“It was good to see all three phases of our team contribute fully. For the offense to step up and play as well as it did in the second half is good for our football team,” Harbaugh said. “Hopefully, we’ll all look back at this at the end of the season and say this was a turning point for the offense.”


Thursday night seemed like they type ripe for a big upset that gave the Browns their first win of the season. Short weeks create the type of mayhem that plays into the hands of the underdog and road teams have fared surprisingly well over the years on Thursday nights.

But after a dogged start that saw the Browns shoot themselves in the foot several times yet still hold a halftime lead, being the Browns caught up to Cleveland and the end result was a blowout loss. It was the second such loss in five days for Cleveland, who was boat-raced by the Dallas Cowboys at home last Sunday.

A series of single-digit defeats early in the season left the Browns looking like a team that was just getting unlucky in the pursuit of their first victory. But over the last two games, they’ve now been outscored 63-17 and things are starting to look quite bleak. Cleveland doesn’t have its bye until Week 13 and before then they play the dynamic offenses of the Steelers and New York Giants, which could both be expected to add to their misery and that lopsided point spread. So might the Browns find a win this season?

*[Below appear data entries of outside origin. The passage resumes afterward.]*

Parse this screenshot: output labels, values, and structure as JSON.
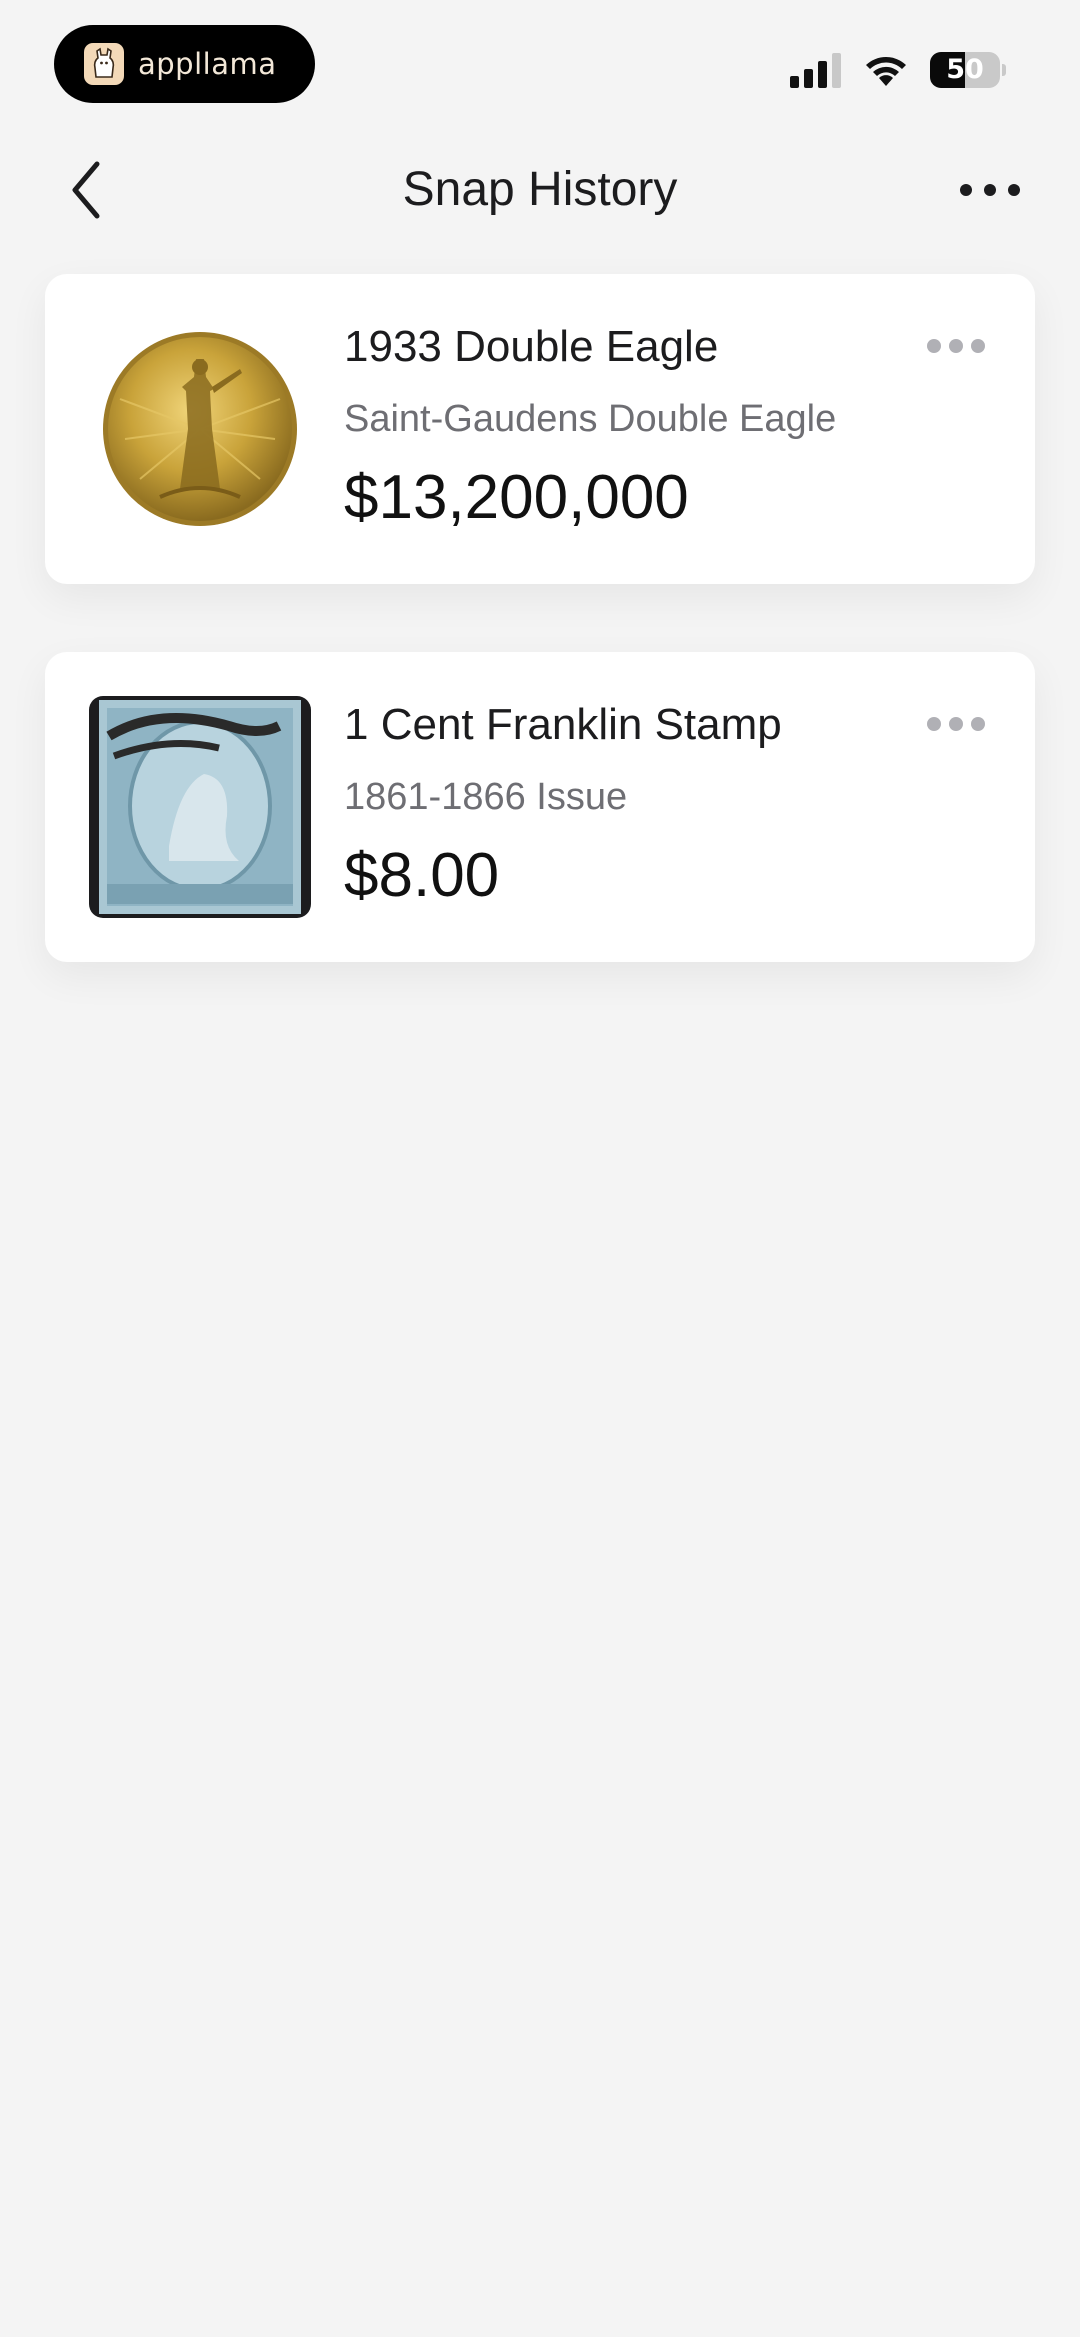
{
  "status_bar": {
    "app_name": "appllama",
    "battery_level": "50",
    "battery_percent": 50,
    "icons": [
      "llama-logo-icon",
      "cellular-signal-icon",
      "wifi-icon",
      "battery-icon"
    ]
  },
  "nav": {
    "title": "Snap History",
    "back_icon": "chevron-left-icon",
    "more_icon": "more-horizontal-icon"
  },
  "items": [
    {
      "name": "1933 Double Eagle",
      "subtitle": "Saint-Gaudens Double Eagle",
      "price": "$13,200,000",
      "thumbnail": "gold-coin-image",
      "menu_icon": "more-horizontal-icon"
    },
    {
      "name": "1 Cent Franklin Stamp",
      "subtitle": "1861-1866 Issue",
      "price": "$8.00",
      "thumbnail": "blue-stamp-image",
      "menu_icon": "more-horizontal-icon"
    }
  ],
  "colors": {
    "background": "#f4f4f4",
    "card": "#ffffff",
    "text_primary": "#1c1c1e",
    "text_secondary": "#6e6e73",
    "gold": "#c9a33a",
    "stamp_blue": "#8fb4c4"
  }
}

Though they both have strong offenses, the weakness on defense of the Steelers and the general inconsistency of the Giants from week to week this season makes both teams upset possibilities. But the Browns won’t carry much momentum into those games and they’ll be must-win late November affairs for their opponents, who are both in playoff contention, making the chances bleak at best.

Following their bye, things don’t get much better for the Browns. In Week 14, they host a Bengals team that beat Cleveland by two touchdowns a few weeks ago and will also be looking to hang in the playoff race. Then comes a visit to Buffalo to take on another fickle mistress, the Bills. That game presents itself as a possibility, but perhaps the more likely moment is a week later back in Cleveland, where they host a Chargers team that is likely to be out of the postseason picture at that point that will be traveling nearly all the way across the country for an early game. It’s there that the Browns will likely have their best chance at success.

That game presents a possibility, but perhaps the more likely moment is a week later back in Cleveland, where they host a Chargers team that is likely to be out of the postseason picture at that point that will be traveling nearly all the way across the country for an early game. It’s there that the Browns will likely have their best chance at success. Cleveland then finishes the season against the Steelers in Pittsburgh.

Odds are the Browns find a way to win of their final six to avoid joining the 2008 Lions, currently the only team in NFL history to have gone 0-16, in the pantheon of all-time losers. There are plenty of opportunities remaining for Cleveland to avoid that fate. But what they need to do either way is stick with rookie quarterback Cody Kessler and see how he continues to handle adversity. With a potential No. 1 overall pick looming in the upcoming draft, the next six games are vital to determining what Kessler’s future is both with the Browns and in the league at-large.

About Devon Jeffreys

Devon Jeffreys